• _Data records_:
══════

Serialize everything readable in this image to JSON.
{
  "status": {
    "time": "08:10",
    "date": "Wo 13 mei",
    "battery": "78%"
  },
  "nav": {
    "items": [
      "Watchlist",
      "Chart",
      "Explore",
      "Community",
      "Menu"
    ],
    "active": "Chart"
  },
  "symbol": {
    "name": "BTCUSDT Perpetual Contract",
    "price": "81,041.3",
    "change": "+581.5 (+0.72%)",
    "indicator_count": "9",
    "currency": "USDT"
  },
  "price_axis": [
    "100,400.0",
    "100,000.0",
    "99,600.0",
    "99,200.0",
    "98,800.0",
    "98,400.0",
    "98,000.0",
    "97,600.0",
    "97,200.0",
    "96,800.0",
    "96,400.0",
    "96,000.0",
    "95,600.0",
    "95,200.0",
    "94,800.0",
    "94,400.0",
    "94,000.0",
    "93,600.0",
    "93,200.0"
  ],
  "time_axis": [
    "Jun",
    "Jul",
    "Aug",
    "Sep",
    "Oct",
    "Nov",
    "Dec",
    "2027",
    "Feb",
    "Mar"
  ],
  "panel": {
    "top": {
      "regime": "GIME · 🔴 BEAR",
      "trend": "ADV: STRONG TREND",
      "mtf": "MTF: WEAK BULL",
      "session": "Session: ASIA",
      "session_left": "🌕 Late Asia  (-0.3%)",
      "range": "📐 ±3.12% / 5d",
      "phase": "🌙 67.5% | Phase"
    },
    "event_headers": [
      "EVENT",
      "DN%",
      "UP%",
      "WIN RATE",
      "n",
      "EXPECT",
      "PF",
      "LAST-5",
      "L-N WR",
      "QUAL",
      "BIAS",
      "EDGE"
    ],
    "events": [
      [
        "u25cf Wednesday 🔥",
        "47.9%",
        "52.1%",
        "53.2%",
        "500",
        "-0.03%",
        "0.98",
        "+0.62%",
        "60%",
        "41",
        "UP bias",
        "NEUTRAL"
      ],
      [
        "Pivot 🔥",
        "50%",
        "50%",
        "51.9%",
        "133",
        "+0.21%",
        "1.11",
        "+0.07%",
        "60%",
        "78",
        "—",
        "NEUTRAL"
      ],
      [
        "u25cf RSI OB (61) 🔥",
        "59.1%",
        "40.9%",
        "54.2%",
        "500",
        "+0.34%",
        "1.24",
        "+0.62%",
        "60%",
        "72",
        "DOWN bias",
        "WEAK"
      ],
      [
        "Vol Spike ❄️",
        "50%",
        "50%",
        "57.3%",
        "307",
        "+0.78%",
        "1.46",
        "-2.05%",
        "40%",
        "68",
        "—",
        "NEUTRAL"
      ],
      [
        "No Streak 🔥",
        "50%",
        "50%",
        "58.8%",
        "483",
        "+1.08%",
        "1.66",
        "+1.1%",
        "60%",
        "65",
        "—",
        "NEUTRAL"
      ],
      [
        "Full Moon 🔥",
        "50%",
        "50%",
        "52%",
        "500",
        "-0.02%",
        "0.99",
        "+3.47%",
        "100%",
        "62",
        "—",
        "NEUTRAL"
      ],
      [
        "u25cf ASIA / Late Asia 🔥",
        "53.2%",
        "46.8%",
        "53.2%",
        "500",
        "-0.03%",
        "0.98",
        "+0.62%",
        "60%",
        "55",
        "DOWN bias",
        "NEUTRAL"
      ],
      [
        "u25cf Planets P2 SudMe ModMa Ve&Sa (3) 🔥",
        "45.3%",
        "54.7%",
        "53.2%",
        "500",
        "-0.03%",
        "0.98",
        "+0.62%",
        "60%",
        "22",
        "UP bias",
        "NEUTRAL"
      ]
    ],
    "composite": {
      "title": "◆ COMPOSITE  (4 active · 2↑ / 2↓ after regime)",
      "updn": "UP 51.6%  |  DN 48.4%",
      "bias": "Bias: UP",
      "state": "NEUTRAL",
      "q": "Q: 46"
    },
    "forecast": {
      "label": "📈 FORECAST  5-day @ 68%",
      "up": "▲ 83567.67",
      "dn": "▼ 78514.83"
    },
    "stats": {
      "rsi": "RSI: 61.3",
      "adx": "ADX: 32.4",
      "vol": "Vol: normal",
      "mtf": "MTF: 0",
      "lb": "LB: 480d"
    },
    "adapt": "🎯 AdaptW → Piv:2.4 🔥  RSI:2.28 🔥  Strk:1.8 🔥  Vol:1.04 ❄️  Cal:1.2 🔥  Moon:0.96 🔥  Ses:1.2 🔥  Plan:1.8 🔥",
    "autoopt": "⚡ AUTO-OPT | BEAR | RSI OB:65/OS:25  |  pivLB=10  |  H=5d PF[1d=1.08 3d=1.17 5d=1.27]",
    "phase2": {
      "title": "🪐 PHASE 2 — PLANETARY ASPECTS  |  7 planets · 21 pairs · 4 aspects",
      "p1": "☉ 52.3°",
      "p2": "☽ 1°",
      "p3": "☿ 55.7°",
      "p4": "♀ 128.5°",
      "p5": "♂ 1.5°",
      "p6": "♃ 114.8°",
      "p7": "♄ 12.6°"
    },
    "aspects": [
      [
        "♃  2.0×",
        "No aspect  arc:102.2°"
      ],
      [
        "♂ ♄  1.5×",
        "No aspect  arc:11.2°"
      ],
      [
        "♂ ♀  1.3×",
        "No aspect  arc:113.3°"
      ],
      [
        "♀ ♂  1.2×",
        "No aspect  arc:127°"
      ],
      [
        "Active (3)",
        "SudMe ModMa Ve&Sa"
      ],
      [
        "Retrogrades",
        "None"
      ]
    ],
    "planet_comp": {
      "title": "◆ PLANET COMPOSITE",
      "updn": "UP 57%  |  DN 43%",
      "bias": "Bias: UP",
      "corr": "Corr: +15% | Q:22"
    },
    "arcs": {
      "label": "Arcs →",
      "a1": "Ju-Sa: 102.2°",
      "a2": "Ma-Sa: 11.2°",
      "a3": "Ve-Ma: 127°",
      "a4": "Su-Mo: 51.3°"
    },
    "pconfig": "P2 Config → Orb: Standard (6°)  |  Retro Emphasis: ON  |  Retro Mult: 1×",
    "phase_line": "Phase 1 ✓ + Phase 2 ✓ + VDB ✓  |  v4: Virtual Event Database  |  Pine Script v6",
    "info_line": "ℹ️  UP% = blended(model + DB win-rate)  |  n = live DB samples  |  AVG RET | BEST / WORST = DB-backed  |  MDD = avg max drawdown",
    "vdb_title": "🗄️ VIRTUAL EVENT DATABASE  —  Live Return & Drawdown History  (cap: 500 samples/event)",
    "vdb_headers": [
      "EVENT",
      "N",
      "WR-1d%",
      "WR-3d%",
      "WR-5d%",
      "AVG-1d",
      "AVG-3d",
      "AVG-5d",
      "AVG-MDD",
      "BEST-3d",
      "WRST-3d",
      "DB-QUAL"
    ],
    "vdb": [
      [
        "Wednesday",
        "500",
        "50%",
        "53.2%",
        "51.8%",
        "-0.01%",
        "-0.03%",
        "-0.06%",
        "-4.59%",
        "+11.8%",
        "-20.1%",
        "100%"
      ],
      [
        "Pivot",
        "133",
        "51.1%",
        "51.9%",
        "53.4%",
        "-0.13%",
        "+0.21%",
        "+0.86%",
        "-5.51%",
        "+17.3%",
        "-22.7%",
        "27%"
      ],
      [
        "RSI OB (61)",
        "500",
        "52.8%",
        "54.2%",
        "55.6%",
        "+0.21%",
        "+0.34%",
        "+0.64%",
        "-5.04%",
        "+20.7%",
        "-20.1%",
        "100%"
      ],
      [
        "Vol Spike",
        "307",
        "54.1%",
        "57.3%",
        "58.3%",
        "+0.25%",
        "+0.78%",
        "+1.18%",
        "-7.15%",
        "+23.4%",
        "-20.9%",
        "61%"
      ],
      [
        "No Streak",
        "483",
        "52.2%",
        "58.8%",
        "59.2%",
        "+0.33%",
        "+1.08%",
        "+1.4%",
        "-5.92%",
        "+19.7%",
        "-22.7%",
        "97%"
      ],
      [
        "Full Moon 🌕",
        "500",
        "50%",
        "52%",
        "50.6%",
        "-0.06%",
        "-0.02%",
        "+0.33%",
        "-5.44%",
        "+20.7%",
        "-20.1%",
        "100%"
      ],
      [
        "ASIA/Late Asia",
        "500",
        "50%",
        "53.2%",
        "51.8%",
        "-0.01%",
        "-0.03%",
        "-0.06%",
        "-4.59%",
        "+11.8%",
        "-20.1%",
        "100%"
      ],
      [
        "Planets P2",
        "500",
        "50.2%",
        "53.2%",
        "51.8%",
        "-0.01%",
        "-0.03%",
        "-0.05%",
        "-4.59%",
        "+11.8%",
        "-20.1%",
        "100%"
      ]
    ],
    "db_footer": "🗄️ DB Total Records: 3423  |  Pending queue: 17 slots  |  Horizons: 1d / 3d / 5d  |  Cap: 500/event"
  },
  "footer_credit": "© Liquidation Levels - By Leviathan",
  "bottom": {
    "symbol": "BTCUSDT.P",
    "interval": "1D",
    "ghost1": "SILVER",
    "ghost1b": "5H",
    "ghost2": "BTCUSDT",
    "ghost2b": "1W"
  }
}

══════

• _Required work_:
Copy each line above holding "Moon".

• _Output below_:
        "Full Moon 🔥",
    "adapt": "🎯 AdaptW → Piv:2.4 🔥  RSI:2.28 🔥  Strk:1.8 🔥  Vol:1.04 ❄️  Cal:1.2 🔥  Moon:0.96 🔥  Ses:1.2 🔥  Plan:1.8 🔥",
        "Full Moon 🌕",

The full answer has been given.